* Extracted records *
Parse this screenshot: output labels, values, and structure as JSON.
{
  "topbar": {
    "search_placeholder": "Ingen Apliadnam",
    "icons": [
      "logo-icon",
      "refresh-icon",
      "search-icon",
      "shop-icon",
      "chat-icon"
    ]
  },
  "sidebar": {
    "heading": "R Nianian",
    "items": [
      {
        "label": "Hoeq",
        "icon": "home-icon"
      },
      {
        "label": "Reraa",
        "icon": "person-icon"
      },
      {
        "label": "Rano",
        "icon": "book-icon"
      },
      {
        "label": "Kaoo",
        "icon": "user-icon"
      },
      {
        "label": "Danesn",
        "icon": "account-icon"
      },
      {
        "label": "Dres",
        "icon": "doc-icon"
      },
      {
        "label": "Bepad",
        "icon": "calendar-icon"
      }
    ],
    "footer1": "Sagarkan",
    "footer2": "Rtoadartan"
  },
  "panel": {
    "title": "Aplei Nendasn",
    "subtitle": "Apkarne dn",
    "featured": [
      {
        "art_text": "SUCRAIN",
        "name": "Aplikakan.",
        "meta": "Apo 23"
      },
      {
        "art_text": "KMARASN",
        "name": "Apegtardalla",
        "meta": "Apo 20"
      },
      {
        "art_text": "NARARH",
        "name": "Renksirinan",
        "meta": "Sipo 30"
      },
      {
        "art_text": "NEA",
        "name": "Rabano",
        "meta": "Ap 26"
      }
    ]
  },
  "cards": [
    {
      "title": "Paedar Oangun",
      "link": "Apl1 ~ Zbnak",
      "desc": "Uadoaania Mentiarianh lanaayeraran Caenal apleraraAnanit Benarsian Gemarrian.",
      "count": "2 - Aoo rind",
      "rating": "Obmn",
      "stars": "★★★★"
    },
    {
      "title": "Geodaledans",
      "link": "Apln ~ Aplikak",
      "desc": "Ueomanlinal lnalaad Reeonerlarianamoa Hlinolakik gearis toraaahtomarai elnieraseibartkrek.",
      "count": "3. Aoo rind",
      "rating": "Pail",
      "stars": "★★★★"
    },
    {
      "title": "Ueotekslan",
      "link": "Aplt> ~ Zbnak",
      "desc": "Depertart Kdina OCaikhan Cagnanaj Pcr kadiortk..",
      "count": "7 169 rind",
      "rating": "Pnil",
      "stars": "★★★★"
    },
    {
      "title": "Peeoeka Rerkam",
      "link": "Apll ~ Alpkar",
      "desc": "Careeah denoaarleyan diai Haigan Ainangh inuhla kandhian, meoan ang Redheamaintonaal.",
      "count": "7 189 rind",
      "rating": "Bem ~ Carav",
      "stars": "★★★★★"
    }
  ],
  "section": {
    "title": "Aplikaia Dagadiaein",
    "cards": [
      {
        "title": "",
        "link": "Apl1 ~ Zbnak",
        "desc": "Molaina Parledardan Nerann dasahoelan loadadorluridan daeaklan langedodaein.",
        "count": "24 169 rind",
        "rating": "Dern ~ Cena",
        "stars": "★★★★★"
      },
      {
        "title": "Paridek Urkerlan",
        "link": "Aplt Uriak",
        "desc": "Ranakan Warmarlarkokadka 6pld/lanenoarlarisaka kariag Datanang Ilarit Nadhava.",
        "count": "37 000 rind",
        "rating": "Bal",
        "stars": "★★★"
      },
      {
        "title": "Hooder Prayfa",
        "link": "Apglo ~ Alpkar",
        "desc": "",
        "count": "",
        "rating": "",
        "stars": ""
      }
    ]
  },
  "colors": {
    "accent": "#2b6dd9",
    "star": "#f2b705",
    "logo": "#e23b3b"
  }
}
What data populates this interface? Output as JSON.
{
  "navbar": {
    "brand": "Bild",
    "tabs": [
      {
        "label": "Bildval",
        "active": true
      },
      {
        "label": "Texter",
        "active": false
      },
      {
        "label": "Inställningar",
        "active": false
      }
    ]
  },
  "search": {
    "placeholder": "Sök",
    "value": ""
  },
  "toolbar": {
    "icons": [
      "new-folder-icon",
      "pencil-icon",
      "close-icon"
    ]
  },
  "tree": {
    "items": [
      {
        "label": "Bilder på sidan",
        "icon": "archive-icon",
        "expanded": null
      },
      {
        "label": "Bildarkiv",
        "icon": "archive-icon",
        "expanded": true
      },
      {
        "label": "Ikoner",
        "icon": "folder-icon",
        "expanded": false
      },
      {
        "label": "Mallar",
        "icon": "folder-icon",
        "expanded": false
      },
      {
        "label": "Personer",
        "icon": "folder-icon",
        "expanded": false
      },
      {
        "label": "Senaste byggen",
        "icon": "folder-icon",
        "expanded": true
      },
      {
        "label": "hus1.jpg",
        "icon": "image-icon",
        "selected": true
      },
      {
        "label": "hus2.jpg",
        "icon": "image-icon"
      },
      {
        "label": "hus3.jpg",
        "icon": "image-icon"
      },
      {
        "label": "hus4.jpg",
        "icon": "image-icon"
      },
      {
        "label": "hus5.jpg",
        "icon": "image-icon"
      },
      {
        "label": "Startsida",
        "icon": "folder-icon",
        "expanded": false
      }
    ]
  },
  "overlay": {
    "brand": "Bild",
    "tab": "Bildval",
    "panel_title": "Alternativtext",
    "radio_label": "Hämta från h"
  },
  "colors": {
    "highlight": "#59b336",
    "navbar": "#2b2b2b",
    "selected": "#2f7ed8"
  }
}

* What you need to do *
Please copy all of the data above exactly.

* Solution *
Parse this screenshot: output labels, values, and structure as JSON.
{
  "topbar": {
    "search_placeholder": "Ingen Apliadnam",
    "icons": [
      "logo-icon",
      "refresh-icon",
      "search-icon",
      "shop-icon",
      "chat-icon"
    ]
  },
  "sidebar": {
    "heading": "R Nianian",
    "items": [
      {
        "label": "Hoeq",
        "icon": "home-icon"
      },
      {
        "label": "Reraa",
        "icon": "person-icon"
      },
      {
        "label": "Rano",
        "icon": "book-icon"
      },
      {
        "label": "Kaoo",
        "icon": "user-icon"
      },
      {
        "label": "Danesn",
        "icon": "account-icon"
      },
      {
        "label": "Dres",
        "icon": "doc-icon"
      },
      {
        "label": "Bepad",
        "icon": "calendar-icon"
      }
    ],
    "footer1": "Sagarkan",
    "footer2": "Rtoadartan"
  },
  "panel": {
    "title": "Aplei Nendasn",
    "subtitle": "Apkarne dn",
    "featured": [
      {
        "art_text": "SUCRAIN",
        "name": "Aplikakan.",
        "meta": "Apo 23"
      },
      {
        "art_text": "KMARASN",
        "name": "Apegtardalla",
        "meta": "Apo 20"
      },
      {
        "art_text": "NARARH",
        "name": "Renksirinan",
        "meta": "Sipo 30"
      },
      {
        "art_text": "NEA",
        "name": "Rabano",
        "meta": "Ap 26"
      }
    ]
  },
  "cards": [
    {
      "title": "Paedar Oangun",
      "link": "Apl1 ~ Zbnak",
      "desc": "Uadoaania Mentiarianh lanaayeraran Caenal apleraraAnanit Benarsian Gemarrian.",
      "count": "2 - Aoo rind",
      "rating": "Obmn",
      "stars": "★★★★"
    },
    {
      "title": "Geodaledans",
      "link": "Apln ~ Aplikak",
      "desc": "Ueomanlinal lnalaad Reeonerlarianamoa Hlinolakik gearis toraaahtomarai elnieraseibartkrek.",
      "count": "3. Aoo rind",
      "rating": "Pail",
      "stars": "★★★★"
    },
    {
      "title": "Ueotekslan",
      "link": "Aplt> ~ Zbnak",
      "desc": "Depertart Kdina OCaikhan Cagnanaj Pcr kadiortk..",
      "count": "7 169 rind",
      "rating": "Pnil",
      "stars": "★★★★"
    },
    {
      "title": "Peeoeka Rerkam",
      "link": "Apll ~ Alpkar",
      "desc": "Careeah denoaarleyan diai Haigan Ainangh inuhla kandhian, meoan ang Redheamaintonaal.",
      "count": "7 189 rind",
      "rating": "Bem ~ Carav",
      "stars": "★★★★★"
    }
  ],
  "section": {
    "title": "Aplikaia Dagadiaein",
    "cards": [
      {
        "title": "",
        "link": "Apl1 ~ Zbnak",
        "desc": "Molaina Parledardan Nerann dasahoelan loadadorluridan daeaklan langedodaein.",
        "count": "24 169 rind",
        "rating": "Dern ~ Cena",
        "stars": "★★★★★"
      },
      {
        "title": "Paridek Urkerlan",
        "link": "Aplt Uriak",
        "desc": "Ranakan Warmarlarkokadka 6pld/lanenoarlarisaka kariag Datanang Ilarit Nadhava.",
        "count": "37 000 rind",
        "rating": "Bal",
        "stars": "★★★"
      },
      {
        "title": "Hooder Prayfa",
        "link": "Apglo ~ Alpkar",
        "desc": "",
        "count": "",
        "rating": "",
        "stars": ""
      }
    ]
  },
  "colors": {
    "accent": "#2b6dd9",
    "star": "#f2b705",
    "logo": "#e23b3b"
  }
}
What data populates this interface? Output as JSON.
{
  "navbar": {
    "brand": "Bild",
    "tabs": [
      {
        "label": "Bildval",
        "active": true
      },
      {
        "label": "Texter",
        "active": false
      },
      {
        "label": "Inställningar",
        "active": false
      }
    ]
  },
  "search": {
    "placeholder": "Sök",
    "value": ""
  },
  "toolbar": {
    "icons": [
      "new-folder-icon",
      "pencil-icon",
      "close-icon"
    ]
  },
  "tree": {
    "items": [
      {
        "label": "Bilder på sidan",
        "icon": "archive-icon",
        "expanded": null
      },
      {
        "label": "Bildarkiv",
        "icon": "archive-icon",
        "expanded": true
      },
      {
        "label": "Ikoner",
        "icon": "folder-icon",
        "expanded": false
      },
      {
        "label": "Mallar",
        "icon": "folder-icon",
        "expanded": false
      },
      {
        "label": "Personer",
        "icon": "folder-icon",
        "expanded": false
      },
      {
        "label": "Senaste byggen",
        "icon": "folder-icon",
        "expanded": true
      },
      {
        "label": "hus1.jpg",
        "icon": "image-icon",
        "selected": true
      },
      {
        "label": "hus2.jpg",
        "icon": "image-icon"
      },
      {
        "label": "hus3.jpg",
        "icon": "image-icon"
      },
      {
        "label": "hus4.jpg",
        "icon": "image-icon"
      },
      {
        "label": "hus5.jpg",
        "icon": "image-icon"
      },
      {
        "label": "Startsida",
        "icon": "folder-icon",
        "expanded": false
      }
    ]
  },
  "overlay": {
    "brand": "Bild",
    "tab": "Bildval",
    "panel_title": "Alternativtext",
    "radio_label": "Hämta från h"
  },
  "colors": {
    "highlight": "#59b336",
    "navbar": "#2b2b2b",
    "selected": "#2f7ed8"
  }
}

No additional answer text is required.